Exercise prompt: Go through the entries below and print each one exactly, leaving out pictures.

Collection entries
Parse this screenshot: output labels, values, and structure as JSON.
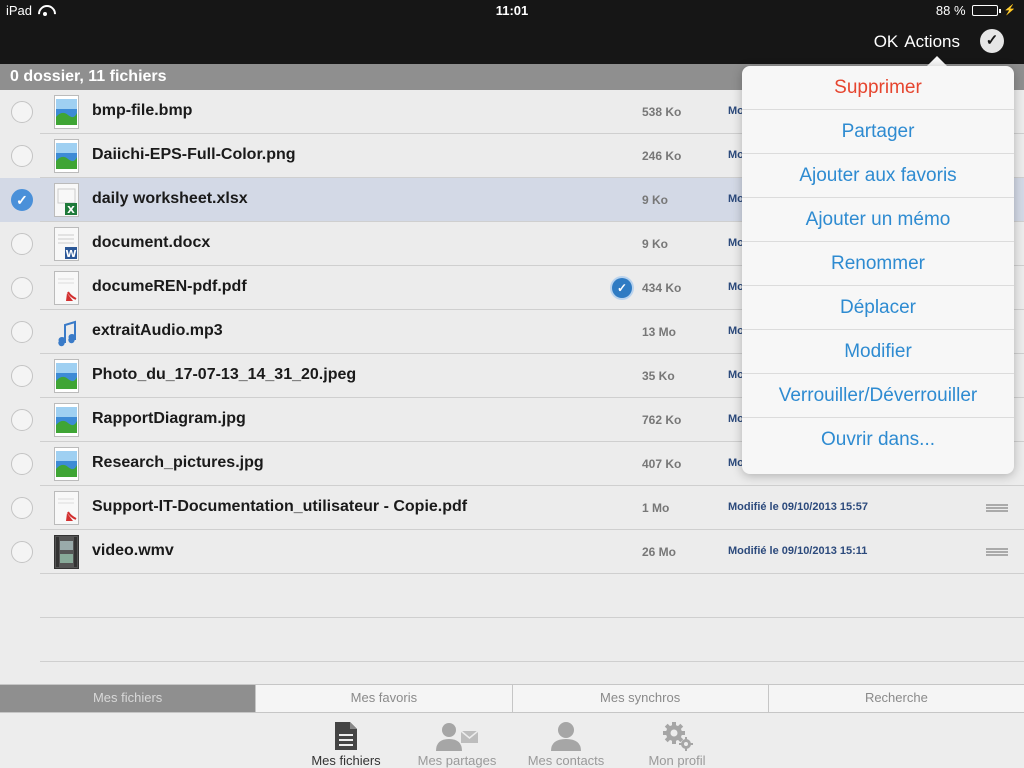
{
  "status": {
    "device": "iPad",
    "time": "11:01",
    "battery": "88 %",
    "battery_level": 0.88
  },
  "nav": {
    "ok_label": "OK",
    "actions_label": "Actions"
  },
  "section": {
    "title": "0 dossier, 11 fichiers"
  },
  "files": [
    {
      "name": "bmp-file.bmp",
      "size": "538 Ko",
      "date": "Mo",
      "type": "image"
    },
    {
      "name": "Daiichi-EPS-Full-Color.png",
      "size": "246 Ko",
      "date": "Mo",
      "type": "image"
    },
    {
      "name": "daily worksheet.xlsx",
      "size": "9 Ko",
      "date": "Mo",
      "type": "excel",
      "selected": true
    },
    {
      "name": "document.docx",
      "size": "9 Ko",
      "date": "Mo",
      "type": "word"
    },
    {
      "name": "documeREN-pdf.pdf",
      "size": "434 Ko",
      "date": "Mo",
      "type": "pdf",
      "synced": true
    },
    {
      "name": "extraitAudio.mp3",
      "size": "13 Mo",
      "date": "Mo",
      "type": "audio"
    },
    {
      "name": "Photo_du_17-07-13_14_31_20.jpeg",
      "size": "35 Ko",
      "date": "Mo",
      "type": "image"
    },
    {
      "name": "RapportDiagram.jpg",
      "size": "762 Ko",
      "date": "Mo",
      "type": "image"
    },
    {
      "name": "Research_pictures.jpg",
      "size": "407 Ko",
      "date": "Mo",
      "type": "image"
    },
    {
      "name": "Support-IT-Documentation_utilisateur - Copie.pdf",
      "size": "1 Mo",
      "date": "Modifié le 09/10/2013 15:57",
      "type": "pdf"
    },
    {
      "name": "video.wmv",
      "size": "26 Mo",
      "date": "Modifié le 09/10/2013 15:11",
      "type": "video"
    }
  ],
  "actions_menu": [
    {
      "label": "Supprimer",
      "danger": true
    },
    {
      "label": "Partager"
    },
    {
      "label": "Ajouter aux favoris"
    },
    {
      "label": "Ajouter un mémo"
    },
    {
      "label": "Renommer"
    },
    {
      "label": "Déplacer"
    },
    {
      "label": "Modifier"
    },
    {
      "label": "Verrouiller/Déverrouiller"
    },
    {
      "label": "Ouvrir dans..."
    }
  ],
  "segments": [
    {
      "label": "Mes fichiers",
      "active": true
    },
    {
      "label": "Mes favoris"
    },
    {
      "label": "Mes synchros"
    },
    {
      "label": "Recherche"
    }
  ],
  "tabs": [
    {
      "label": "Mes fichiers",
      "icon": "document-icon",
      "active": true
    },
    {
      "label": "Mes partages",
      "icon": "share-person-icon"
    },
    {
      "label": "Mes contacts",
      "icon": "contact-person-icon"
    },
    {
      "label": "Mon profil",
      "icon": "gear-icon"
    }
  ],
  "colors": {
    "accent": "#2e8bd1",
    "danger": "#e6452f",
    "selected_row": "#d3d9e6",
    "bar": "#161616"
  }
}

Task solution:
Parse this screenshot: output labels, values, and structure as JSON.
{
  "status": {
    "device": "iPad",
    "time": "11:01",
    "battery": "88 %",
    "battery_level": 0.88
  },
  "nav": {
    "ok_label": "OK",
    "actions_label": "Actions"
  },
  "section": {
    "title": "0 dossier, 11 fichiers"
  },
  "files": [
    {
      "name": "bmp-file.bmp",
      "size": "538 Ko",
      "date": "Mo",
      "type": "image"
    },
    {
      "name": "Daiichi-EPS-Full-Color.png",
      "size": "246 Ko",
      "date": "Mo",
      "type": "image"
    },
    {
      "name": "daily worksheet.xlsx",
      "size": "9 Ko",
      "date": "Mo",
      "type": "excel",
      "selected": true
    },
    {
      "name": "document.docx",
      "size": "9 Ko",
      "date": "Mo",
      "type": "word"
    },
    {
      "name": "documeREN-pdf.pdf",
      "size": "434 Ko",
      "date": "Mo",
      "type": "pdf",
      "synced": true
    },
    {
      "name": "extraitAudio.mp3",
      "size": "13 Mo",
      "date": "Mo",
      "type": "audio"
    },
    {
      "name": "Photo_du_17-07-13_14_31_20.jpeg",
      "size": "35 Ko",
      "date": "Mo",
      "type": "image"
    },
    {
      "name": "RapportDiagram.jpg",
      "size": "762 Ko",
      "date": "Mo",
      "type": "image"
    },
    {
      "name": "Research_pictures.jpg",
      "size": "407 Ko",
      "date": "Mo",
      "type": "image"
    },
    {
      "name": "Support-IT-Documentation_utilisateur - Copie.pdf",
      "size": "1 Mo",
      "date": "Modifié le 09/10/2013 15:57",
      "type": "pdf"
    },
    {
      "name": "video.wmv",
      "size": "26 Mo",
      "date": "Modifié le 09/10/2013 15:11",
      "type": "video"
    }
  ],
  "actions_menu": [
    {
      "label": "Supprimer",
      "danger": true
    },
    {
      "label": "Partager"
    },
    {
      "label": "Ajouter aux favoris"
    },
    {
      "label": "Ajouter un mémo"
    },
    {
      "label": "Renommer"
    },
    {
      "label": "Déplacer"
    },
    {
      "label": "Modifier"
    },
    {
      "label": "Verrouiller/Déverrouiller"
    },
    {
      "label": "Ouvrir dans..."
    }
  ],
  "segments": [
    {
      "label": "Mes fichiers",
      "active": true
    },
    {
      "label": "Mes favoris"
    },
    {
      "label": "Mes synchros"
    },
    {
      "label": "Recherche"
    }
  ],
  "tabs": [
    {
      "label": "Mes fichiers",
      "icon": "document-icon",
      "active": true
    },
    {
      "label": "Mes partages",
      "icon": "share-person-icon"
    },
    {
      "label": "Mes contacts",
      "icon": "contact-person-icon"
    },
    {
      "label": "Mon profil",
      "icon": "gear-icon"
    }
  ],
  "colors": {
    "accent": "#2e8bd1",
    "danger": "#e6452f",
    "selected_row": "#d3d9e6",
    "bar": "#161616"
  }
}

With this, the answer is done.